Note: all photographs were taken at Saint Christopher Church. I found it to be a beautiful church with very creative and modern-looking stained glass windows. It was a very friendly parish. We were given quite a warm welcome to Saint Christopher Roman Catholic Church.
Thank you to all at Saint Christopher for your hospitality. It was much appreciated.
On Sunday, October 11th, I went to Saint Christopher church in Tonawanda, New York, to participate in a sing-along with the Buffalo Philharmonic Chorus. The chorus, which is directed by Adam Luebke, offers the public an opportunity annually to join an a sing-along of a famous piece of choral music. Last year, the work was “The Messiah,” by George Frideric Handel. This year, the composition chosen was “Carmina Burana,” by Carl Orff.
But I digress. Back to Carmina Burana.
Adam told us all about Carmina Burana. It is a musical work, composed in 1935 and 1936 by Carl Orff. It had its debut in the Frankfort Opera House in 1937. The work is based on 24 medieval poems that were written in approximately 1320. These 24 poems make up only a small part of Carmina Burana.
There were many more poems. Poetic themes included the Crusades, the end of the world, death, the rape and seduction of shepherdesses, and other issues that were important in the medieval world. According to Wikipedia, there were 55 songs of morals and mockery, 131 love songs, 40 drinking and gaming songs, and two longer spiritual pieces.Carmina Burana starts off with a famous piece, “O Fortuna,” which is often heard in movie scores.“

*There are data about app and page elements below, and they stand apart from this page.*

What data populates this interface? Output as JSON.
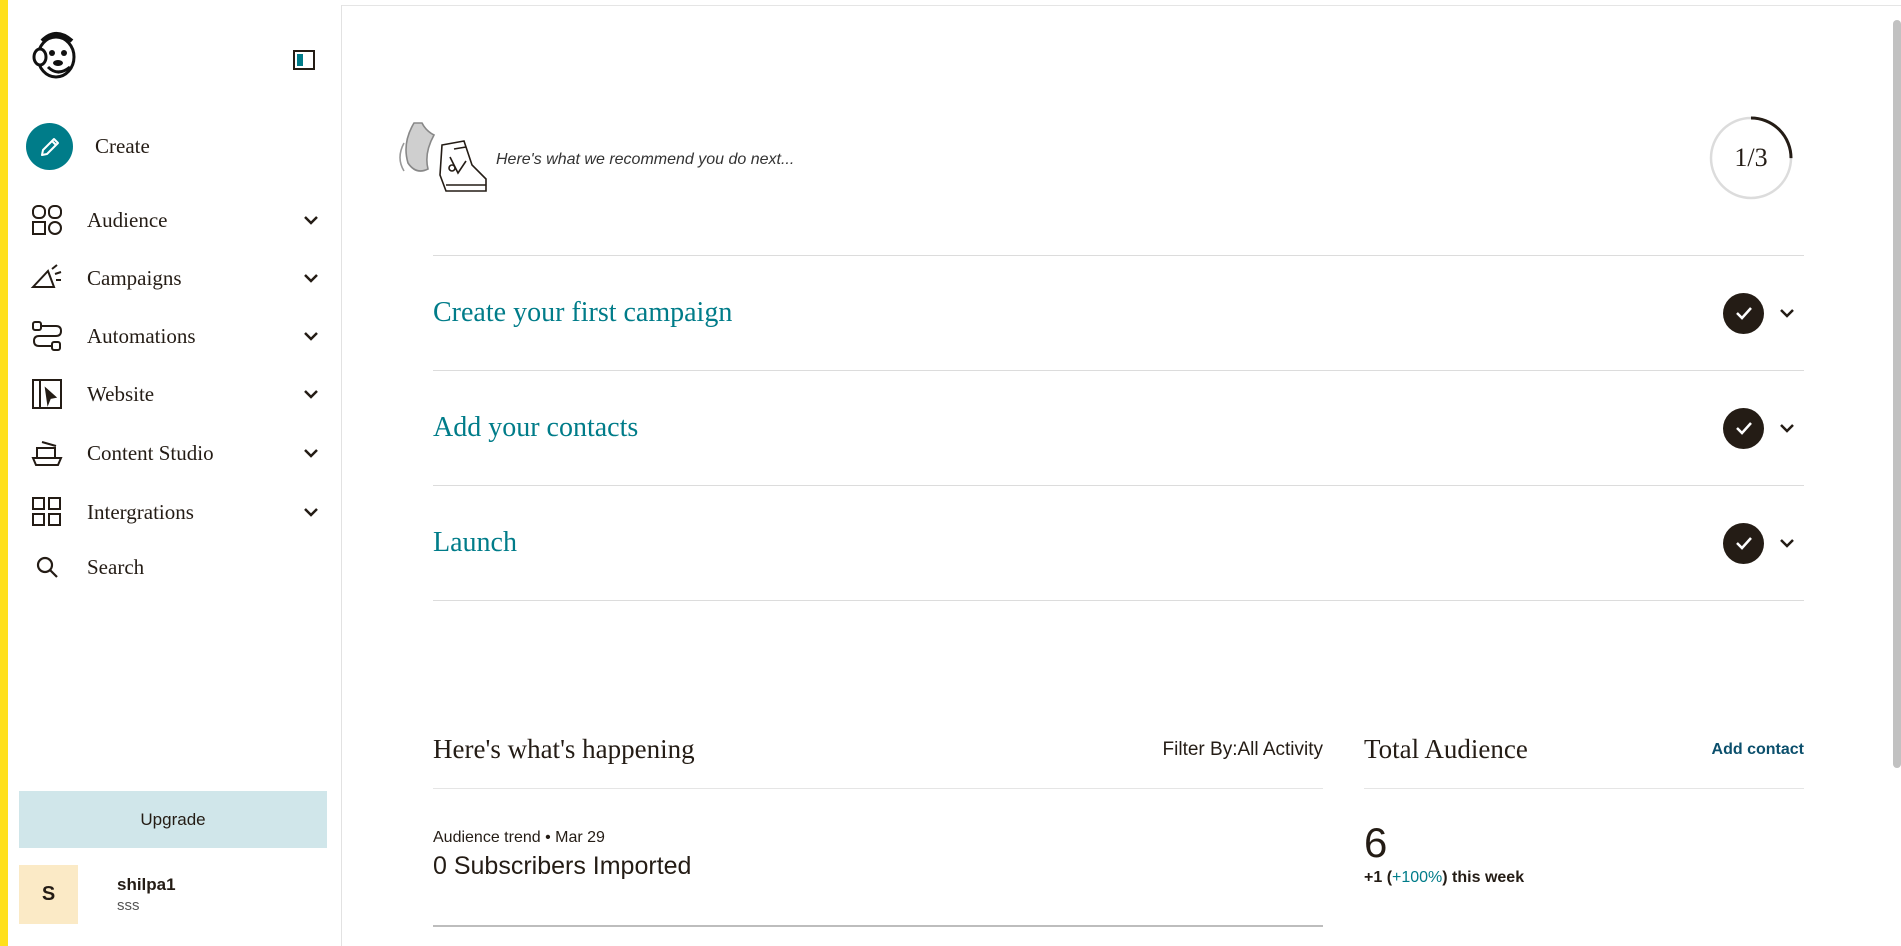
{
  "sidebar": {
    "create_label": "Create",
    "items": [
      {
        "label": "Audience"
      },
      {
        "label": "Campaigns"
      },
      {
        "label": "Automations"
      },
      {
        "label": "Website"
      },
      {
        "label": "Content Studio"
      },
      {
        "label": "Intergrations"
      },
      {
        "label": "Search"
      }
    ],
    "upgrade_label": "Upgrade",
    "account": {
      "initial": "S",
      "name": "shilpa1",
      "sub": "sss"
    }
  },
  "recommend": {
    "text": "Here's what we recommend you do next...",
    "progress_label": "1/3",
    "progress_fraction": 0.25
  },
  "steps": [
    {
      "title": "Create your first campaign",
      "done": true
    },
    {
      "title": "Add your contacts",
      "done": true
    },
    {
      "title": "Launch",
      "done": true
    }
  ],
  "happening": {
    "title": "Here's what's happening",
    "filter": "Filter By:All Activity",
    "trend_meta": "Audience trend • Mar 29",
    "trend_value": "0 Subscribers Imported"
  },
  "total": {
    "title": "Total Audience",
    "add_contact": "Add contact",
    "count": "6",
    "change_prefix": "+1 (",
    "change_pct": "+100%",
    "change_suffix": ") this week"
  },
  "colors": {
    "accent": "#007c89",
    "sidebar_stripe": "#ffe01b",
    "upgrade_bg": "#d0e6ea"
  }
}
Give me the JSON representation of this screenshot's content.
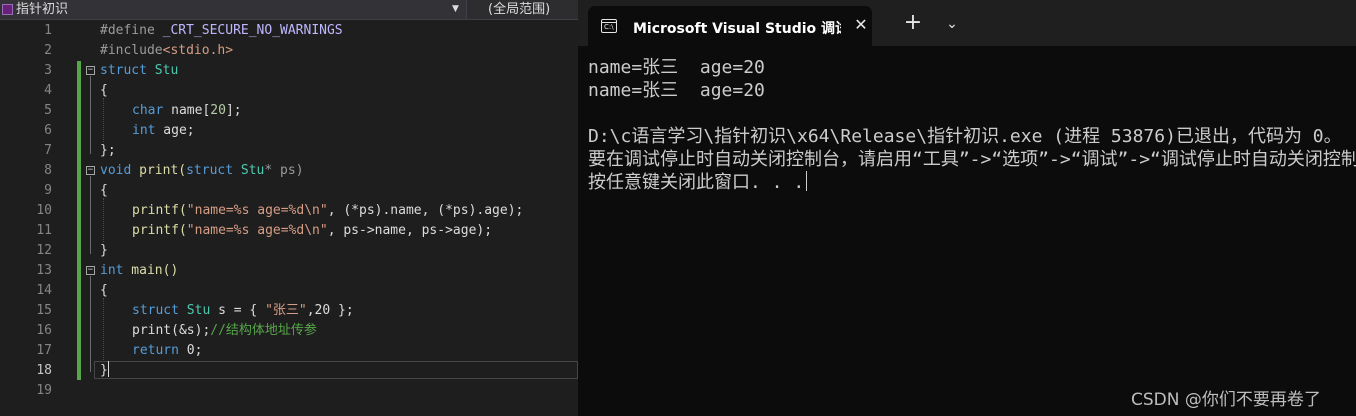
{
  "editor": {
    "scope_dropdown": "指针初识",
    "scope_right": "(全局范围)",
    "line_numbers": [
      "1",
      "2",
      "3",
      "4",
      "5",
      "6",
      "7",
      "8",
      "9",
      "10",
      "11",
      "12",
      "13",
      "14",
      "15",
      "16",
      "17",
      "18",
      "19"
    ],
    "code": {
      "l1": {
        "a": "#define ",
        "b": "_CRT_SECURE_NO_WARNINGS"
      },
      "l2": {
        "a": "#include",
        "b": "<stdio.h>"
      },
      "l3": {
        "a": "struct",
        "b": " Stu"
      },
      "l4": "{",
      "l5": {
        "a": "char",
        "b": " name[",
        "c": "20",
        "d": "];"
      },
      "l6": {
        "a": "int",
        "b": " age;"
      },
      "l7": "};",
      "l8": {
        "a": "void",
        "b": " print(",
        "c": "struct",
        "d": " Stu",
        "e": "* ps)"
      },
      "l9": "{",
      "l10": {
        "a": "printf(",
        "b": "\"name=%s age=%d\\n\"",
        "c": ", (*ps).name, (*ps).age);"
      },
      "l11": {
        "a": "printf(",
        "b": "\"name=%s age=%d\\n\"",
        "c": ", ps->name, ps->age);"
      },
      "l12": "}",
      "l13": {
        "a": "int",
        "b": " main()"
      },
      "l14": "{",
      "l15": {
        "a": "struct",
        "b": " Stu",
        "c": " s = { ",
        "d": "\"张三\"",
        "e": ",20 };"
      },
      "l16": {
        "a": "print(&s);",
        "b": "//结构体地址传参"
      },
      "l17": {
        "a": "return",
        "b": " 0;"
      },
      "l18": "}"
    }
  },
  "terminal": {
    "tab_title": "Microsoft Visual Studio 调试控制台",
    "tab_icon_glyph": "C:\\",
    "close_glyph": "✕",
    "new_tab_glyph": "+",
    "dropdown_glyph": "⌄",
    "lines": [
      "name=张三  age=20",
      "name=张三  age=20",
      "",
      "D:\\c语言学习\\指针初识\\x64\\Release\\指针初识.exe (进程 53876)已退出，代码为 0。",
      "要在调试停止时自动关闭控制台，请启用“工具”->“选项”->“调试”->“调试停止时自动关闭控制台”。",
      "按任意键关闭此窗口. . ."
    ]
  },
  "watermark": "CSDN @你们不要再卷了"
}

Adam described it this way: “Carmina Burana is based on medieval poems by wayward monks.”The cantata was is considered to be “anti-romantic” or “modernist.” The work is not sacred. It was written as a “brash theatrical extravaganza.” It used as its inspirations opera (especially Wagner’s opera) and Greek theatrical models. It was written in three languages: medieval French, Middle High German, and Latin.
We were accompanied by two pianists, Susan Schuman and Marnie Salvatore. It was extremely fun to hear dueling pianos. We also had two soloists: a baritone (Kyle Botsford) and a soprano (Rachel Ross). Both had beautiful voices. I would gladly have spent more time listening to them sing. At one point, Rachel sang one of the highest notes that I’d ever heard a human being sing. And she made it sound like music, as opposed to a mouse in heat (my style of singing super high notes). And no, no glass broke from the vibrations (yes, I was looking for broken glass).
In a letter from the Buffalo Philharmonic Chorus, the sing-along, which was titled a “Come and Sing event,” was “a celebration of the communal process of making great choral music. Our workshop brings singers from around the region to work together, sing together, eat together, and engage in the transformative power of choral performance together. Making choral music requires singers to become part of a true communal experience — to breathe and sing as one — in order to create something far more majestic than any of us could on our own.”
What a fun activity! We learned music together, we ate together, and we performed together. We made both music and new friends. It doesn’t get any better than this.